Jurors have heard that Saud Abdulaziz bin Nasser al Saud killed Bandar Abdulaziz, 32, in the London hotel room they shared in February this year.

Prosecutors allege that it was a ferocious attack which had a "sexual element".

Dobomir Dimitrov, a porter from the Landmark Hotel in Marylebone, central London, who went to the men's room during their stay, said: "I would describe them as a gay couple."

But the prince's barrister John Kelsey-Fry QC said in cross-examination: "It is not accepted that this was in fact a gay couple - but I readily accept that you had the impression they were a gay couple."

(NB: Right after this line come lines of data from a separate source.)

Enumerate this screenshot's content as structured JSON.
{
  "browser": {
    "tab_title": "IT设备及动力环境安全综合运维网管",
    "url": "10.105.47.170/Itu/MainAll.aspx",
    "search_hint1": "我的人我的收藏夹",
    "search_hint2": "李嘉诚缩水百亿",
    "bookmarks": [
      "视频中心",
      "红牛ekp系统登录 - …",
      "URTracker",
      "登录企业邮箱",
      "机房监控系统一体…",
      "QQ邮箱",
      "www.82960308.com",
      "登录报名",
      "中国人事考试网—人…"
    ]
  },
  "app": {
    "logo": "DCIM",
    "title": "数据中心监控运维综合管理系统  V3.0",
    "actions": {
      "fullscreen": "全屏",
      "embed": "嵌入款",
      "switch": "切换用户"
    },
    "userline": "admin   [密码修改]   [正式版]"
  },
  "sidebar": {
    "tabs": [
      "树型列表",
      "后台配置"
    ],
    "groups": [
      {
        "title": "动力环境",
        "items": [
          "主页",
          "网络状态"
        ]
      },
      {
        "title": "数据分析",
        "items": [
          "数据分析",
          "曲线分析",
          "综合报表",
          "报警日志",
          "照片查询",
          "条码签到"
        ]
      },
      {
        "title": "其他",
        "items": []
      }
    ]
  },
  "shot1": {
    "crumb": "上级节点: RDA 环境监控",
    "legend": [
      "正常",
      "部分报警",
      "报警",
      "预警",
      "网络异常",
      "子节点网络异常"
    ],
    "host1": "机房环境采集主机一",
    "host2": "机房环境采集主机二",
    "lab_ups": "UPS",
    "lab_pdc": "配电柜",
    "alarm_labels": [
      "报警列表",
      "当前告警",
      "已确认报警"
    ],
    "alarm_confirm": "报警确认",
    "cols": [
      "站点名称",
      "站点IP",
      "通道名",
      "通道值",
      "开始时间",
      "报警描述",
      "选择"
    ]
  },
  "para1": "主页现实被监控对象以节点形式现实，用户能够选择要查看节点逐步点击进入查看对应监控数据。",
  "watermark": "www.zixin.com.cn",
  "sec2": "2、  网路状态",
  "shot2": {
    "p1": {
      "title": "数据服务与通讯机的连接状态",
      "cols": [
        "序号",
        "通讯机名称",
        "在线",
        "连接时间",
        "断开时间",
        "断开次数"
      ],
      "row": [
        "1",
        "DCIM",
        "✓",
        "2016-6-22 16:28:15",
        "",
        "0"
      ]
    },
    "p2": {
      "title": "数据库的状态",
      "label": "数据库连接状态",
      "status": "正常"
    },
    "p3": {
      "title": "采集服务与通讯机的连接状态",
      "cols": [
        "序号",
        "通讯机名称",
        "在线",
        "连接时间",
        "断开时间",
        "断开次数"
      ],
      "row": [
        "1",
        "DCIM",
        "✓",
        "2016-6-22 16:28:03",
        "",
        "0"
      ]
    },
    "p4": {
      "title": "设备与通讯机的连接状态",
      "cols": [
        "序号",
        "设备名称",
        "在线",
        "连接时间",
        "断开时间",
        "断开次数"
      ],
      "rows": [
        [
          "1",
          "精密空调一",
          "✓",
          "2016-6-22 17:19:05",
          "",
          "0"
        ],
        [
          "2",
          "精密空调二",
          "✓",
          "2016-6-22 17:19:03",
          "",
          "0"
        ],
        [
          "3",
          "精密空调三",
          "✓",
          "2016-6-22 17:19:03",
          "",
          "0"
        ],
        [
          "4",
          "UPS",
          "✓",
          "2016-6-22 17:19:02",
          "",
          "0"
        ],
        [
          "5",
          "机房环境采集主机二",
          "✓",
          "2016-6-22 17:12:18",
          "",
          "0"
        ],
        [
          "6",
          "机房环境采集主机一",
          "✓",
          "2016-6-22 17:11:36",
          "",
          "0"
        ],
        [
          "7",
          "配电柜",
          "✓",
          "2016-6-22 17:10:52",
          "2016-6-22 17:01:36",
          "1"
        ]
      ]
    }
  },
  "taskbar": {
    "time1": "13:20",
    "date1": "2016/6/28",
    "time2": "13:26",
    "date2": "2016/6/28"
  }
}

Mr Dimitrov, who is gay himself, said they were not behaving like two heterosexual men in the way that they were hanging up their clothes in colour-coded order on hangers he brought to the room.

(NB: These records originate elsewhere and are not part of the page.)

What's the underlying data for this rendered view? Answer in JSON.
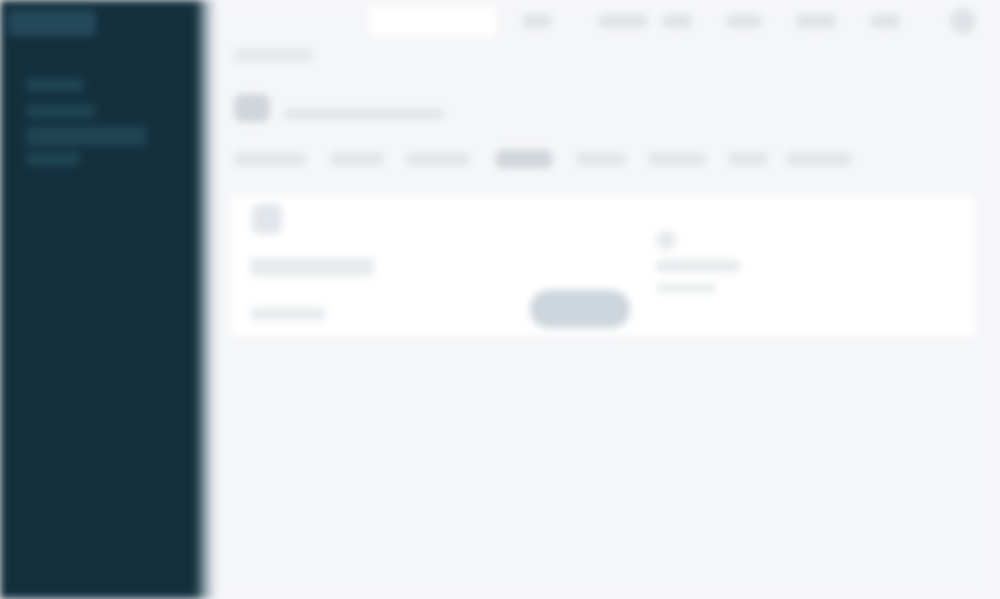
{
  "sidebar": {
    "logo_icon": "app-logo-icon",
    "items": [
      {
        "label": ""
      },
      {
        "label": ""
      },
      {
        "label": ""
      },
      {
        "label": ""
      }
    ]
  },
  "topbar": {
    "search": {
      "placeholder": ""
    },
    "chips": [
      {
        "label": ""
      },
      {
        "label": ""
      },
      {
        "label": ""
      },
      {
        "label": ""
      },
      {
        "label": ""
      },
      {
        "label": ""
      }
    ]
  },
  "main": {
    "breadcrumb": "",
    "title": "",
    "tabs": [
      {
        "label": ""
      },
      {
        "label": ""
      },
      {
        "label": ""
      },
      {
        "label": ""
      },
      {
        "label": ""
      },
      {
        "label": ""
      },
      {
        "label": ""
      },
      {
        "label": ""
      }
    ],
    "active_tab_index": 3,
    "card": {
      "heading": "",
      "subtext": "",
      "button_label": "",
      "right_heading": "",
      "right_text": ""
    }
  },
  "colors": {
    "sidebar_bg": "#132f3d",
    "page_bg": "#f5f6f8",
    "card_bg": "#ffffff",
    "button_bg": "#cdd6dc"
  }
}
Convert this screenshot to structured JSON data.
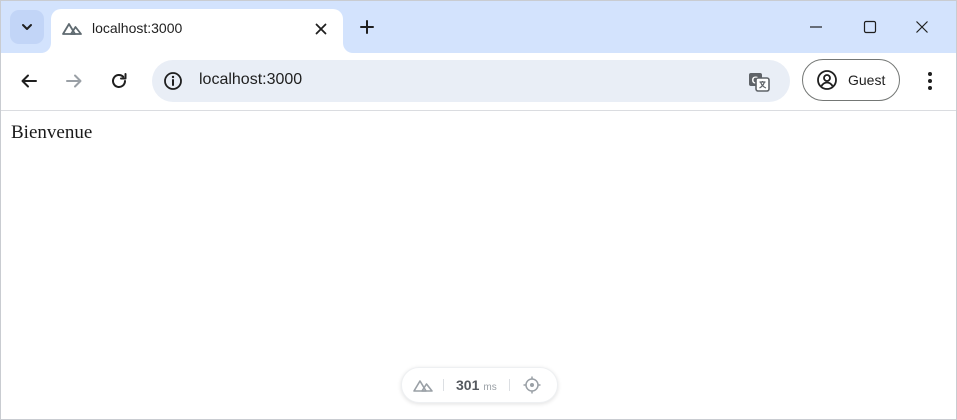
{
  "browser": {
    "tab": {
      "title": "localhost:3000",
      "favicon": "nuxt-logo-icon"
    },
    "address_bar": {
      "url": "localhost:3000"
    },
    "profile": {
      "label": "Guest"
    },
    "icons": {
      "tab_search": "chevron-down-icon",
      "tab_close": "close-icon",
      "new_tab": "plus-icon",
      "minimize": "minimize-icon",
      "maximize": "maximize-icon",
      "close_window": "close-icon",
      "back": "arrow-left-icon",
      "forward": "arrow-right-icon",
      "reload": "reload-icon",
      "site_info": "info-icon",
      "translate": "translate-icon",
      "profile": "account-circle-icon",
      "menu": "kebab-menu-icon"
    },
    "colors": {
      "tabstrip_bg": "#d3e3fd",
      "omnibox_bg": "#e9eef6",
      "forward_disabled": "#9aa0a6"
    }
  },
  "page": {
    "heading": "Bienvenue"
  },
  "dev_toolbar": {
    "time_value": "301",
    "time_unit": "ms",
    "logo": "nuxt-logo-icon",
    "inspect_icon": "target-icon"
  }
}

He said of the taller of the two men, who was black: "It was impossible not to notice that he was homosexual."

Mr Kelsey-Fry said: "You had an effeminate gay man sharing a room with another man and colour coding their clothing?"

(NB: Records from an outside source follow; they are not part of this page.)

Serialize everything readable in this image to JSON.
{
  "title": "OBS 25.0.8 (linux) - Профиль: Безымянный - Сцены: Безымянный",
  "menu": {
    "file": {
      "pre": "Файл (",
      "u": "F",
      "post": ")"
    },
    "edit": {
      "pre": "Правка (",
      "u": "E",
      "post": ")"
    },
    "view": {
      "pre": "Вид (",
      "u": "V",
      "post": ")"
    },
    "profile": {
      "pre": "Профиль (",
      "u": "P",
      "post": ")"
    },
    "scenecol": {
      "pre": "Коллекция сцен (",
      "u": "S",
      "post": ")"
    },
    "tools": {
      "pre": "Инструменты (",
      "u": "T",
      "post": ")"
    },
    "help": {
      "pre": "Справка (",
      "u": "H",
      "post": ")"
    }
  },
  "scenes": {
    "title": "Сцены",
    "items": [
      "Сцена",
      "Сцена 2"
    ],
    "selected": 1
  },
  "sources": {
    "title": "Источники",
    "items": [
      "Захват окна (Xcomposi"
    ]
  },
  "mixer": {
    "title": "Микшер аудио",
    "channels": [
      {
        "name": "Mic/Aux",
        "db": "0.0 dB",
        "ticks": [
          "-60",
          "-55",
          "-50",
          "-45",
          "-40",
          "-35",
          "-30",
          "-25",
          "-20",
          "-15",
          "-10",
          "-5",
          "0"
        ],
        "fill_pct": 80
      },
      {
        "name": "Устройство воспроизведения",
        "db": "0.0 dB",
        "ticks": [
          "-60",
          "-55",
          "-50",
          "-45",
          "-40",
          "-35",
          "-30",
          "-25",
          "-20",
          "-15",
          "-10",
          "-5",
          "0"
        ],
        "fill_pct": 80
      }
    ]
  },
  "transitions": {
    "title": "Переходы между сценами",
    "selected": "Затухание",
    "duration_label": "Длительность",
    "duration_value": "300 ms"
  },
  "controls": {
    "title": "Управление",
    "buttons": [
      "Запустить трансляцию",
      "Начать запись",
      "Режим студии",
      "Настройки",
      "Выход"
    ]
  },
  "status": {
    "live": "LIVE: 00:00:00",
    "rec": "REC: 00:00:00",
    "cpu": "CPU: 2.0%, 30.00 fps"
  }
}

"Yes," Mr Dimitrov replied.

"That is why you were led to the impression of them being a gay couple?" asked Mr Kelsey-Fry.

"Yes," the witness answered.

The prince, 34, admits killing Mr Abdulaziz but denies murder and a separate charge of grievous bodily harm with intent relating to an alleged assault in a lift at the hotel weeks before.

The court today heard further details of the two men's activities in the period leading up to the alleged murder.

They had come to Britain to stay one night at the Landmark hotel at the end of December before travelling to the Maldives.

The prince had travelled on a business class ticket costing £3,647.80 and Mr Abdulaziz in economy for a fare of £891.60.

The men had returned to stay at the hotel on January 20, dining that night at the Nobu restaurant in Berkeley Street, central London.

Rene Castillo, a hotel porter, said they went to "fine dining restaurants".

The shorter of the two men, who would chat with him, was "quite generous" leaving tips, Mr Castillo said.

Michel Lengui, deputy manager at Scalini's restaurant where the two men dined with a third man on January 24, said: "One of them looked a bit effeminate and therefore I assumed they might have been gay."

The dinner took place two days after the alleged assault on Mr Abdulaziz captured on CCTV.

George Rodrigues, a barman at the restaurant, said one of the men was "very quiet" and was wearing sunglasses which he found "really strange", as well as a black woolly hat.

"He had swelling to his lips and he appeared to be having difficulty as he was eating his food. He kept his head down and never really looked at me directly in the face at any time," he said.